• Task goal: Whenever a line in the data holds the string "Perfil", pull that line out.

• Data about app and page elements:
[Start of Attachment]

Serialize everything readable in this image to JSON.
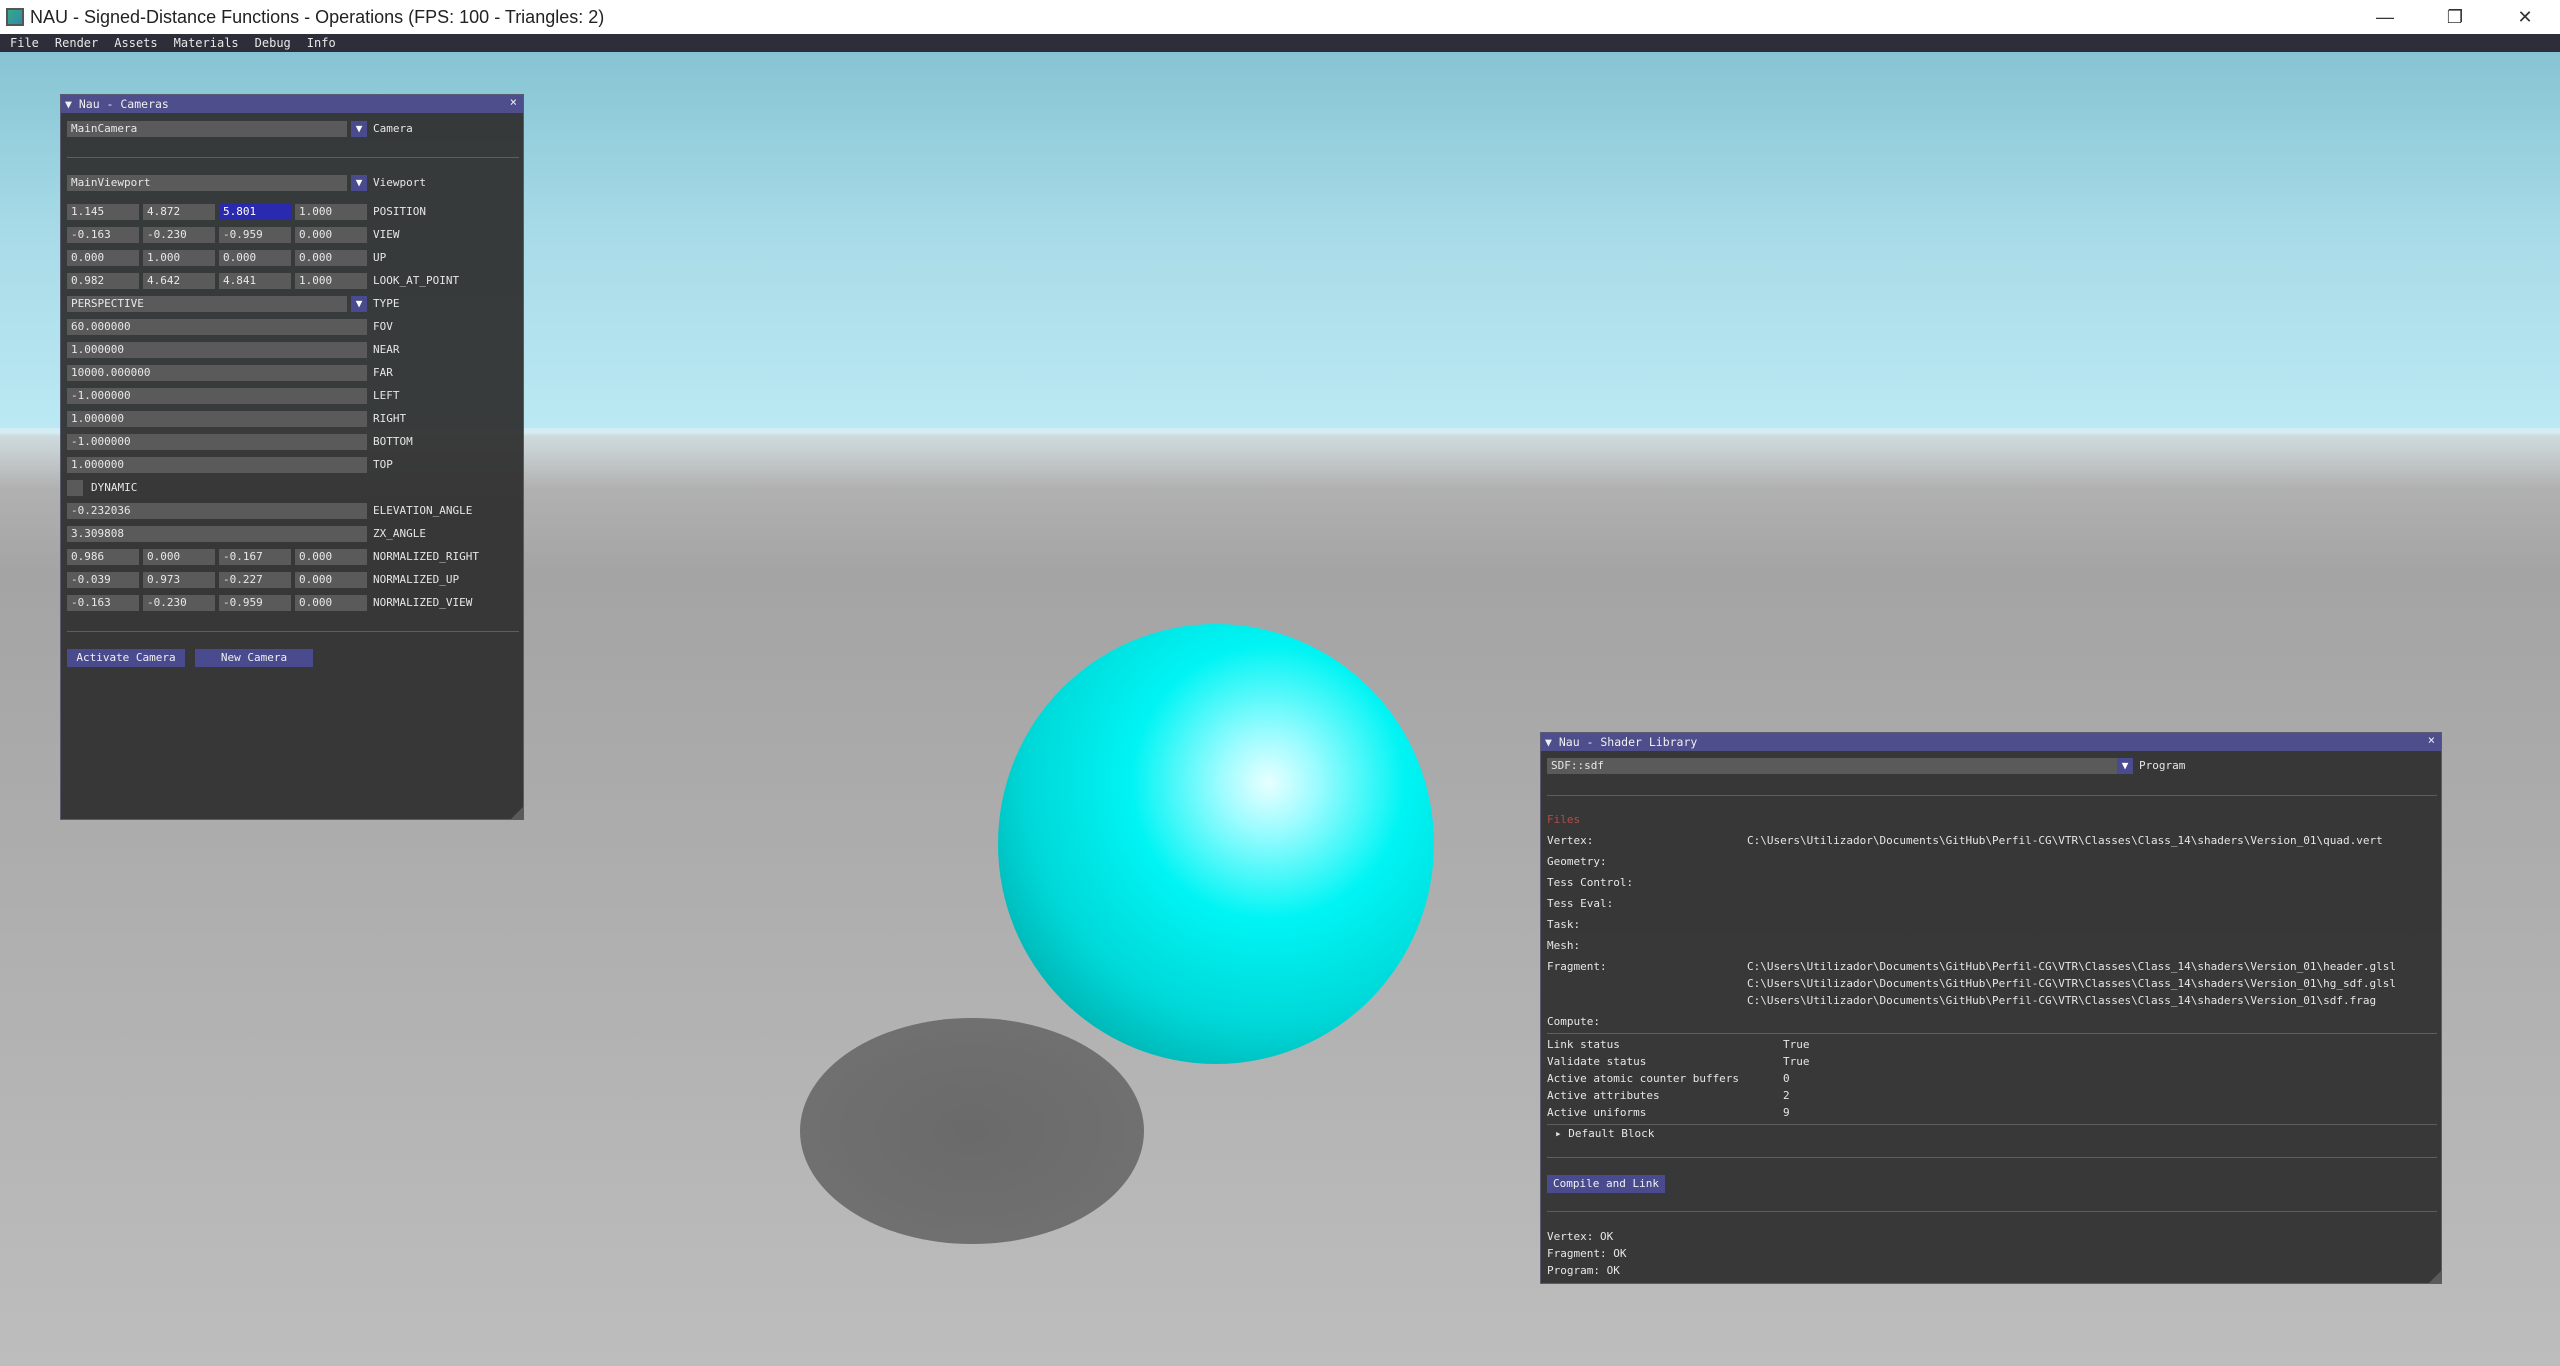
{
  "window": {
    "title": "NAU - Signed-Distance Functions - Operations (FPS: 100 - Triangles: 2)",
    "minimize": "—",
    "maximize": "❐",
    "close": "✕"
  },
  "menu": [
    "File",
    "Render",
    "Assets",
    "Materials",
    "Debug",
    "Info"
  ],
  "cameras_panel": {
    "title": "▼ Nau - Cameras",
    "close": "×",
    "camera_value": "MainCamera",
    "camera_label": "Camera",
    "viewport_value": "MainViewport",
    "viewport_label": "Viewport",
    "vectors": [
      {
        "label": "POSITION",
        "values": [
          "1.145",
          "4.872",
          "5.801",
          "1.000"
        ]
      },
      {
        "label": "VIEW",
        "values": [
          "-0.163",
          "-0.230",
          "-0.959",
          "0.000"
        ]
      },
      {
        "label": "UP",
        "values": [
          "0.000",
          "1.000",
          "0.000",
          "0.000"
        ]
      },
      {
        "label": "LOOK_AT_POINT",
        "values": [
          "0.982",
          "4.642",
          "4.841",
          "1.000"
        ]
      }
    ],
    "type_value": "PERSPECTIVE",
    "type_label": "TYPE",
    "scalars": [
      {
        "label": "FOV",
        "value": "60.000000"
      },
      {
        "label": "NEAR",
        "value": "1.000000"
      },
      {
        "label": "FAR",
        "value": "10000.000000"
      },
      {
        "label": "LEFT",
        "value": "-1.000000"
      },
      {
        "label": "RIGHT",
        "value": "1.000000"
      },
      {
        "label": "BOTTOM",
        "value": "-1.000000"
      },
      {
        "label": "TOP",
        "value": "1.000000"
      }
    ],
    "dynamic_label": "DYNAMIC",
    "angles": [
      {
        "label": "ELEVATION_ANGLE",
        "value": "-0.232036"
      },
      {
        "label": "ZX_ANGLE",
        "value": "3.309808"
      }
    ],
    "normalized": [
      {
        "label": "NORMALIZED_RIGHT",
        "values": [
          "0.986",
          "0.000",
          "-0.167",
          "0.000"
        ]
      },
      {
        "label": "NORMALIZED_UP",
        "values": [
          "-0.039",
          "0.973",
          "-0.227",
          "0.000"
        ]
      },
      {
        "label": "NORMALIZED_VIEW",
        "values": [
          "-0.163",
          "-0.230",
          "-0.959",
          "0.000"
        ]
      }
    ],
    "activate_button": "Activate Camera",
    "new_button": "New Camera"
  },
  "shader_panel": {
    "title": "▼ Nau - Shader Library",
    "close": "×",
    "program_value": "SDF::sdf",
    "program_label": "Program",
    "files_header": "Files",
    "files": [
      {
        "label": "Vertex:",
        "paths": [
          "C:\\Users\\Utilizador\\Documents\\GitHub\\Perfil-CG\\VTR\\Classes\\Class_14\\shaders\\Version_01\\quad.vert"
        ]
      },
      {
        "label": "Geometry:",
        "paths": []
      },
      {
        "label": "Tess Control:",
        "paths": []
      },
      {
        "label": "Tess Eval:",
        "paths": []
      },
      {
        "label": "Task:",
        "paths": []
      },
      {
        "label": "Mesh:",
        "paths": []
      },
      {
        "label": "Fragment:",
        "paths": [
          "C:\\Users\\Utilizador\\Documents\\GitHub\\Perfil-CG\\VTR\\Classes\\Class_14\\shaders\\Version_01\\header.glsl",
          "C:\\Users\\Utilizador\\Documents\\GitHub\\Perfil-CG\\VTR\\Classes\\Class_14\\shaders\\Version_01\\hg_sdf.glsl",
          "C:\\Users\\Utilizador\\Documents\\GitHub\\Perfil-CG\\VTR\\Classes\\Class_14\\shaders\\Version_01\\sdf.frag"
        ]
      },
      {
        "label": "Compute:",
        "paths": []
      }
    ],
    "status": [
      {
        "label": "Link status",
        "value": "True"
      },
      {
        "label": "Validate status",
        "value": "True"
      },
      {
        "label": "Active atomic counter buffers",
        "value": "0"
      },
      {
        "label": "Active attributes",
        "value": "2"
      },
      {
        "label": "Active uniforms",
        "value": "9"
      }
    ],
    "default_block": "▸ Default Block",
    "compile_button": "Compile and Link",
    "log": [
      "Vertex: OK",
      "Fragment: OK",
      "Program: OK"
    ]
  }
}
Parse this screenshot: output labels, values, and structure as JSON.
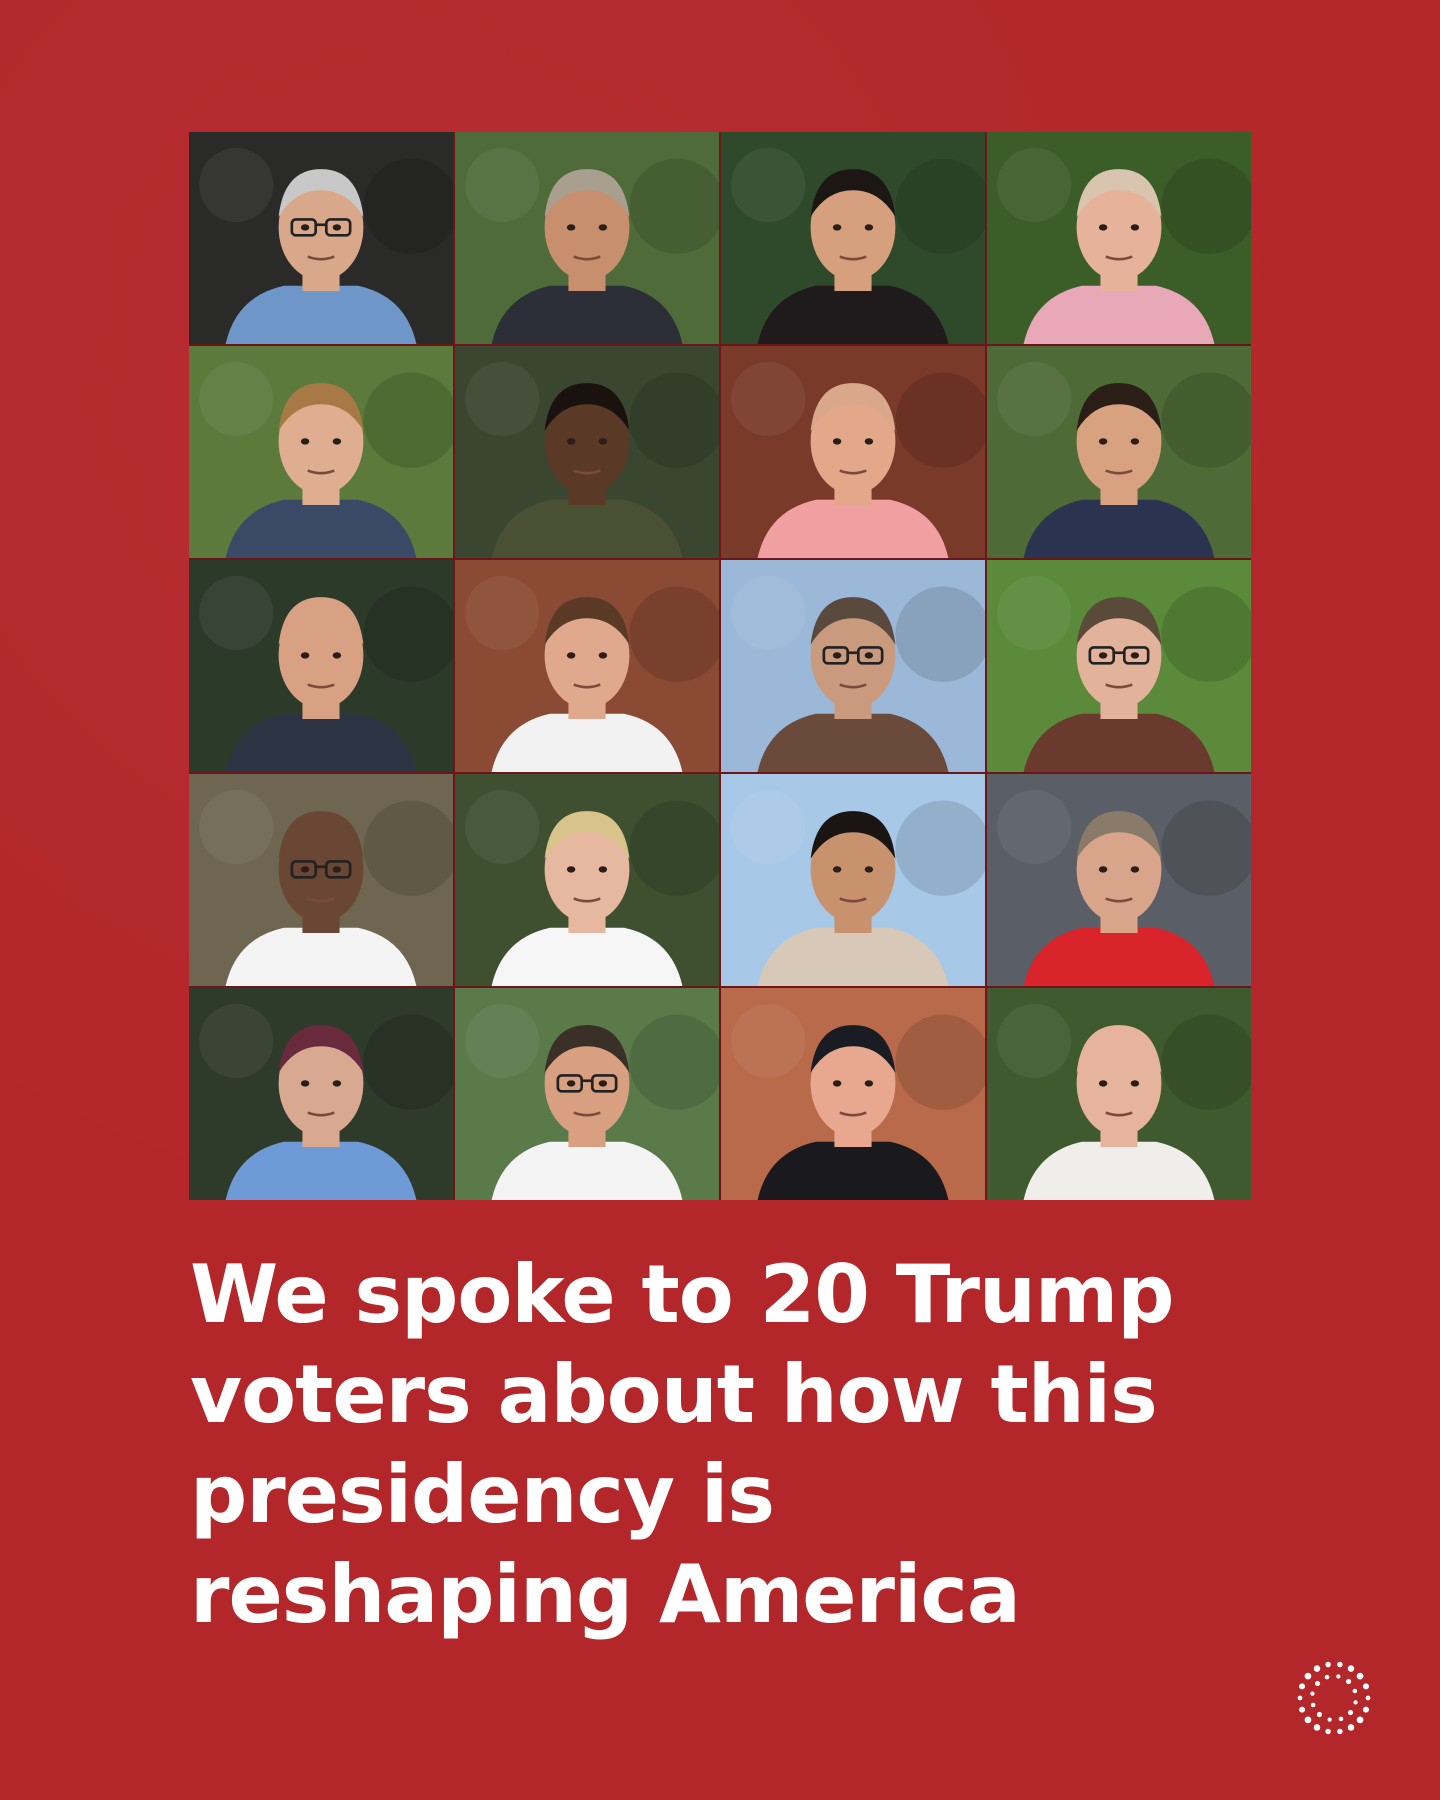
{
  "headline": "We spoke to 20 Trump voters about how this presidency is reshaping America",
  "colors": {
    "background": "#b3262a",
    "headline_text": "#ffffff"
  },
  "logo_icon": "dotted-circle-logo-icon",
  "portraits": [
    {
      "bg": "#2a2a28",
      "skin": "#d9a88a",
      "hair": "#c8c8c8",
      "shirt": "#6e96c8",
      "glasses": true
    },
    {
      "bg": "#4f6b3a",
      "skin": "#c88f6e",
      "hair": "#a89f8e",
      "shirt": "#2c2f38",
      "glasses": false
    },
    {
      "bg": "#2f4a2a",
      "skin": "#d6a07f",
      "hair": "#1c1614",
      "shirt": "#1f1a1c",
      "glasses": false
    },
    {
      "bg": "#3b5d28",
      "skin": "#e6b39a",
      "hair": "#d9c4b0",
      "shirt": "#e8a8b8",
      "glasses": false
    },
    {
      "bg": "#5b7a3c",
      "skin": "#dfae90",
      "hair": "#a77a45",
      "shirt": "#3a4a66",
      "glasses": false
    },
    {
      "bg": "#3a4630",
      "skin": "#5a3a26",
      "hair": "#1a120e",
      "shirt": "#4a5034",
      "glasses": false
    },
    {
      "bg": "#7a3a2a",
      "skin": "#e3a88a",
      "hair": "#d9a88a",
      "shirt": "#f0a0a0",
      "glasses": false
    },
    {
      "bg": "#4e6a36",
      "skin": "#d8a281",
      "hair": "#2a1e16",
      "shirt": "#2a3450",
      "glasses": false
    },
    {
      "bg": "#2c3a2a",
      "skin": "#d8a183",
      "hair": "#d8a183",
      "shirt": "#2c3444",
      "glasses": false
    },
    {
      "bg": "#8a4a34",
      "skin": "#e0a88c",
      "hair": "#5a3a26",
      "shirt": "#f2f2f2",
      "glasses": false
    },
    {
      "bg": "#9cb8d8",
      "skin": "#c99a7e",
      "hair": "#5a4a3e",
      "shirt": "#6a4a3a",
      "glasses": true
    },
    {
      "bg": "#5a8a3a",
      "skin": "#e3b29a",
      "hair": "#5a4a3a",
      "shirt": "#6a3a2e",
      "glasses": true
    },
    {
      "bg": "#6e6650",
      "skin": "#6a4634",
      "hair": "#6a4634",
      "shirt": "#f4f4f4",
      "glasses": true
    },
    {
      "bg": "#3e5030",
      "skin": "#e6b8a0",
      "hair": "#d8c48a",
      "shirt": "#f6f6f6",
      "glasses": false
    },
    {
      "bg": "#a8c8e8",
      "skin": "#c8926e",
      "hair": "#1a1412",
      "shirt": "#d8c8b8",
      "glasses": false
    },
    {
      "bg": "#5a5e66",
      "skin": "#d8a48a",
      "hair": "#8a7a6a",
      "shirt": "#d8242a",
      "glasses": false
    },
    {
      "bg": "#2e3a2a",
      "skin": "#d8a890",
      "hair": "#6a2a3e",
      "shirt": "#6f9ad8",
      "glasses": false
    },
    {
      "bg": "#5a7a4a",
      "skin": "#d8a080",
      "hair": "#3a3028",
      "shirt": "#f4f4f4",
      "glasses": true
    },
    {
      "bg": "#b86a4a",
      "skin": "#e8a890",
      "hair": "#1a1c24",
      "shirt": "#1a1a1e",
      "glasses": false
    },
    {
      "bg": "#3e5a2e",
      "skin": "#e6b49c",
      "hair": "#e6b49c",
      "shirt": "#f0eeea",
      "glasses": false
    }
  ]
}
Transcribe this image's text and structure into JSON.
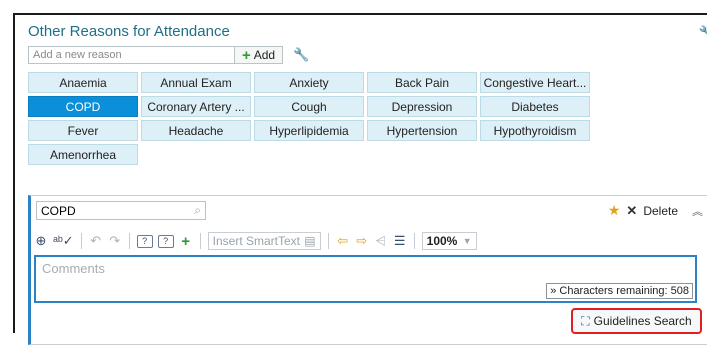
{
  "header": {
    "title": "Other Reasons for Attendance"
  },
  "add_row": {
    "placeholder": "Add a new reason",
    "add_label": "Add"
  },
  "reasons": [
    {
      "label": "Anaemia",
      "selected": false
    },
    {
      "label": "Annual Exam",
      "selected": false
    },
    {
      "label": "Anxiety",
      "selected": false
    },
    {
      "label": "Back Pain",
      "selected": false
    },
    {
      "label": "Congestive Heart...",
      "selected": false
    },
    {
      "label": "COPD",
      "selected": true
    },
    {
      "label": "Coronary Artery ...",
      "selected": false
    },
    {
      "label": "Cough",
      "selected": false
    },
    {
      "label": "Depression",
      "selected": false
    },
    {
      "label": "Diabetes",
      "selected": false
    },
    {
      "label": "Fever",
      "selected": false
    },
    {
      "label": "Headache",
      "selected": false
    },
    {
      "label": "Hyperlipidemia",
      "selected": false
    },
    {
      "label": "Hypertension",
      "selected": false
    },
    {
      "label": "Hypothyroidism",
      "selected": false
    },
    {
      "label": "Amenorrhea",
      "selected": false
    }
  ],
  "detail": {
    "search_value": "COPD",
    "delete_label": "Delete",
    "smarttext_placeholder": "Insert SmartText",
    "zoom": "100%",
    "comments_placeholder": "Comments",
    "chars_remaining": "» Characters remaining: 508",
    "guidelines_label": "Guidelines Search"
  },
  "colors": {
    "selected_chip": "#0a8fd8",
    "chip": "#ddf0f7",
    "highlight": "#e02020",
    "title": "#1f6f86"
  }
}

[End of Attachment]

• Finished task:
          "C:\\Users\\Utilizador\\Documents\\GitHub\\Perfil-CG\\VTR\\Classes\\Class_14\\shaders\\Version_01\\quad.vert"
          "C:\\Users\\Utilizador\\Documents\\GitHub\\Perfil-CG\\VTR\\Classes\\Class_14\\shaders\\Version_01\\header.glsl",
          "C:\\Users\\Utilizador\\Documents\\GitHub\\Perfil-CG\\VTR\\Classes\\Class_14\\shaders\\Version_01\\hg_sdf.glsl",
          "C:\\Users\\Utilizador\\Documents\\GitHub\\Perfil-CG\\VTR\\Classes\\Class_14\\shaders\\Version_01\\sdf.frag"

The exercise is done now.